    My chieftain ancestors had lived at Glandore for many centuries and were very well known. Hardly a ship could pass the Old Head of Kinsale without some boats putting off to exchange the time of day with her, and our family name was on men's tongues in half the seaports of Europe, I dare say.... Read More
    Two men sat by the sea waves. "Well, I know I'm not handsome," said one gloomily. He was poking holes in the sand with a discontented cane. The companion was watching the waves play. He seemed overcome with perspiring discomfort as a man who is resolved to set another man right. Suddenly his mouth turned... Read More
    ALTHOUGH Whilomville was in no sense a summer resort, the advent of the warm season meant much to it, for then came visitors from the city—people of considerable confidence—alighting upon their country cousins. Moreover, many citizens who could afford to do so escaped at this time to the sea-side. The town, with the commercial life... Read More
    War Stories
    Twenty-five men were making a road out of a path up the hillside. The light batteries in the rear were impatient to advance, but first must be done all that digging and smoothing which gains no encrusted medals from war. The men worked like gardeners, and a road was growing from the old pack-animal trail.... Read More
    MARJORY walked pensively along the hall.
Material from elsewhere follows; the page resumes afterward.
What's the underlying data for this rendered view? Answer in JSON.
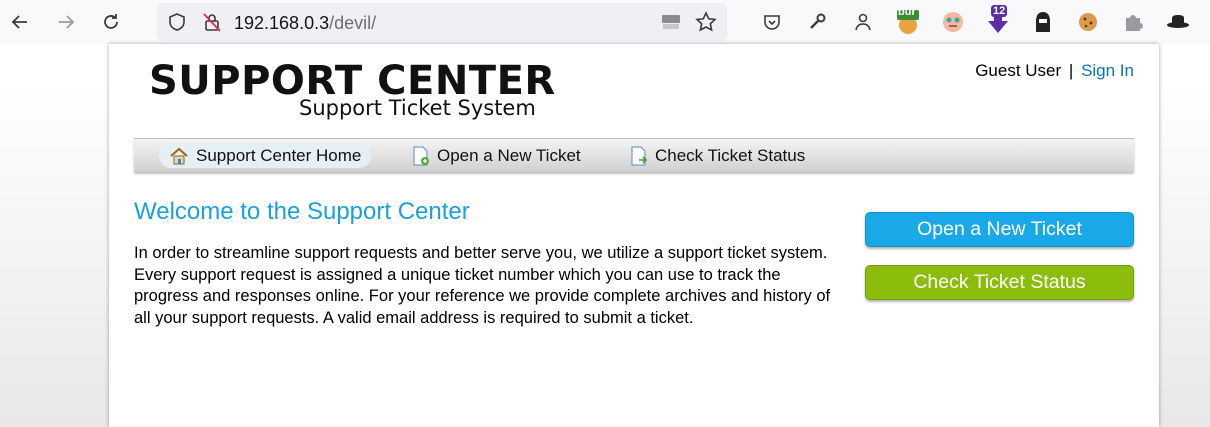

In the cool shadows made by the palms on the window ledge, her face wore the expression of thoughtful melancholy expected on the faces of the devotees who pace in cloistered gloom. She halted before a door at the end of the hall and laid her hand on the... Read More
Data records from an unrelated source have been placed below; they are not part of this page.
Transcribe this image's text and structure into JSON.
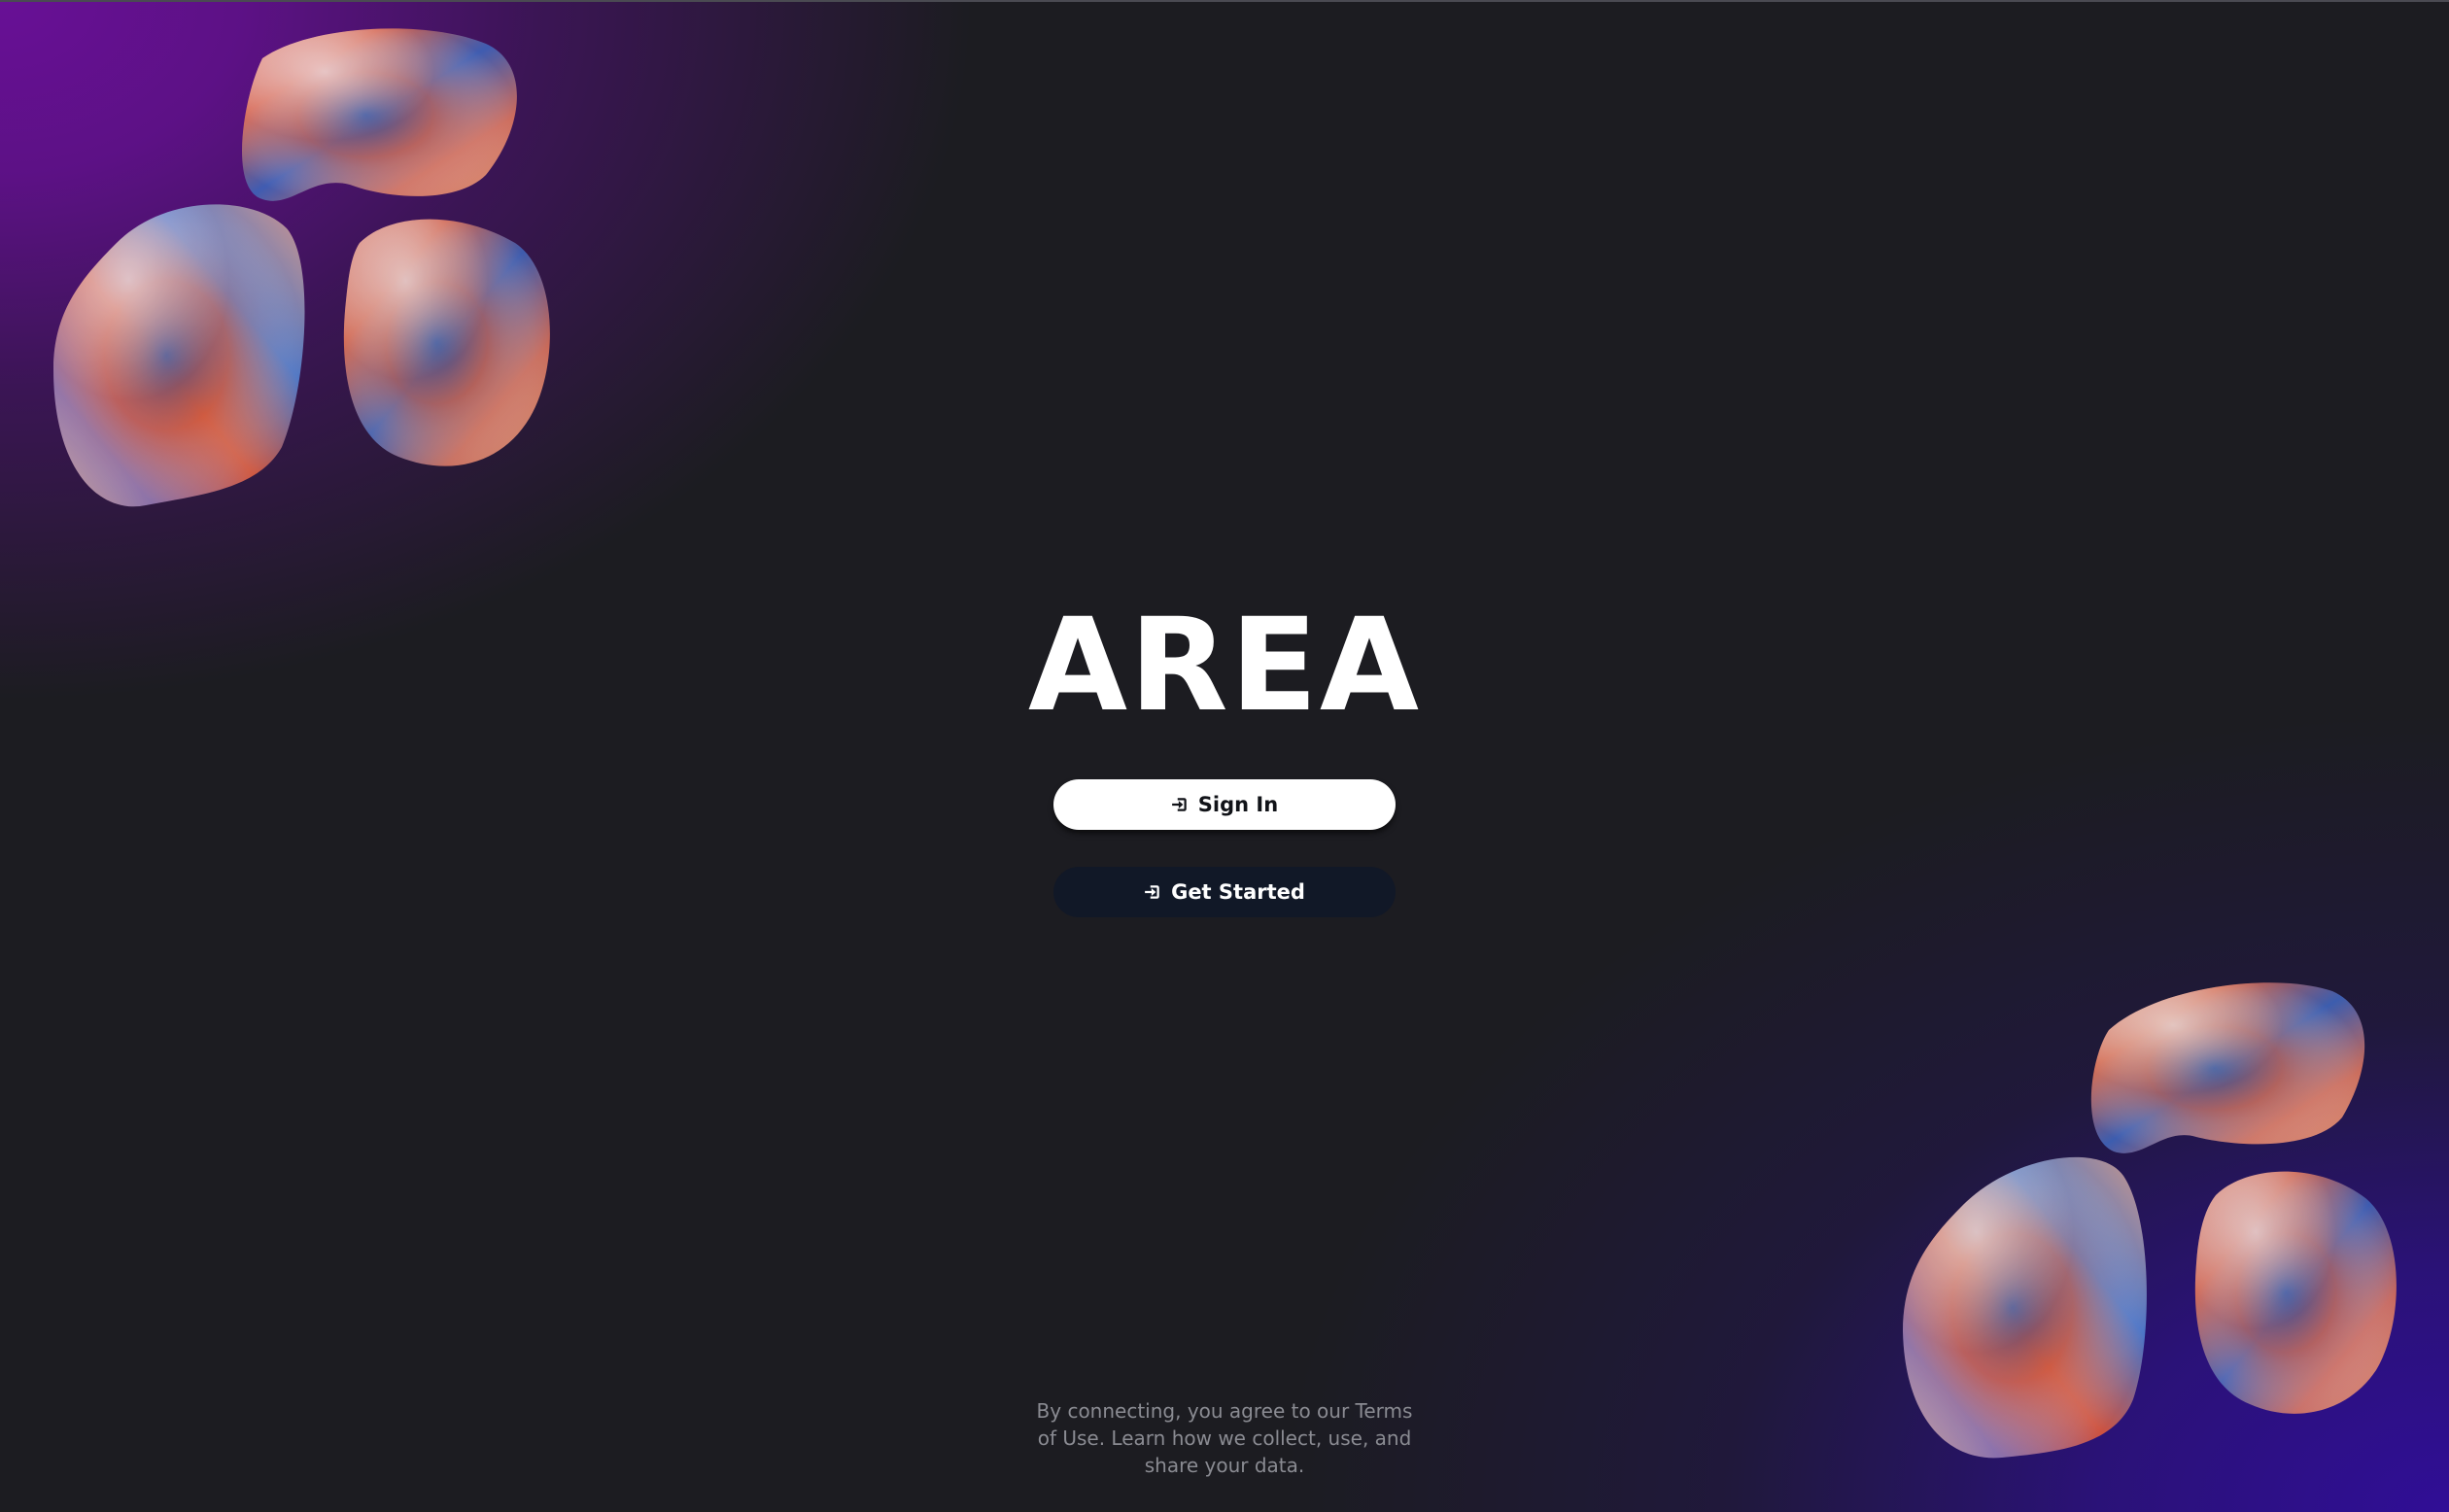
{
  "app": {
    "title": "AREA"
  },
  "actions": {
    "sign_in_label": "Sign In",
    "sign_in_icon": "sign-in-icon",
    "get_started_label": "Get Started",
    "get_started_icon": "sign-in-icon"
  },
  "footer": {
    "legal_text": "By connecting, you agree to our Terms of Use. Learn how we collect, use, and share your data."
  },
  "colors": {
    "background": "#1c1c21",
    "gradient_top_left": "#68108f",
    "gradient_bottom_right": "#300e96",
    "primary_button_bg": "#ffffff",
    "secondary_button_bg": "#111827",
    "legal_text": "#8a8b92"
  }
}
    Little Jim was, for the time, engine Number 36, and he was making the run between Syracuse and Rochester. He was fourteen minutes behind time, and the throttle was wide open. In consequence, when he swung around the curve at the flower-bed, a wheel of his cart destroyed a peony. Number 36 slowed down at... Read More
    None of them knew the colour of the sky. Their eyes glanced level, and were fastened upon the waves that swept toward them. These waves were of the hue of slate, save for the tops, which were of foaming white, and all of the men knew the colours of the sea. The horizon narrowed and... Read More
    The fog made the clothes of the men of the column in the roadway seem of a luminous quality. It imparted to the heavy infantry overcoats a new colour, a kind of blue which was so pale that a regiment might have been merely a long, low shadow in the mist. However, a muttering, one... Read More
    The engine bellowed its way up the slanting, winding valley. Grey crags, and trees with roots fastened cleverly to the steeps looked down at the struggles of the black monster. When the train finally released its passengers they burst forth with the enthusiasm of escaping convicts. A great bustle ensued on the platform of the... Read More
    An Episode of the American Civil War
    The cold passed reluctantly from the earth, and the retiring fogs revealed an army stretched out on the hills, resting. As the landscape changed from brown to green, the army awakened, and began to tremble with eagerness at the noise of rumors. It cast its eyes upon the roads, which were growing from long troughs... Read More
    A very little boy stood upon a heap of gravel for the honor of Rum Alley. He was throwing stones at howling urchins from Devil's Row who were circling madly about the heap and pelting at him. His infantile countenance was livid with fury. His small body was writhing in the delivery of great, crimson... Read More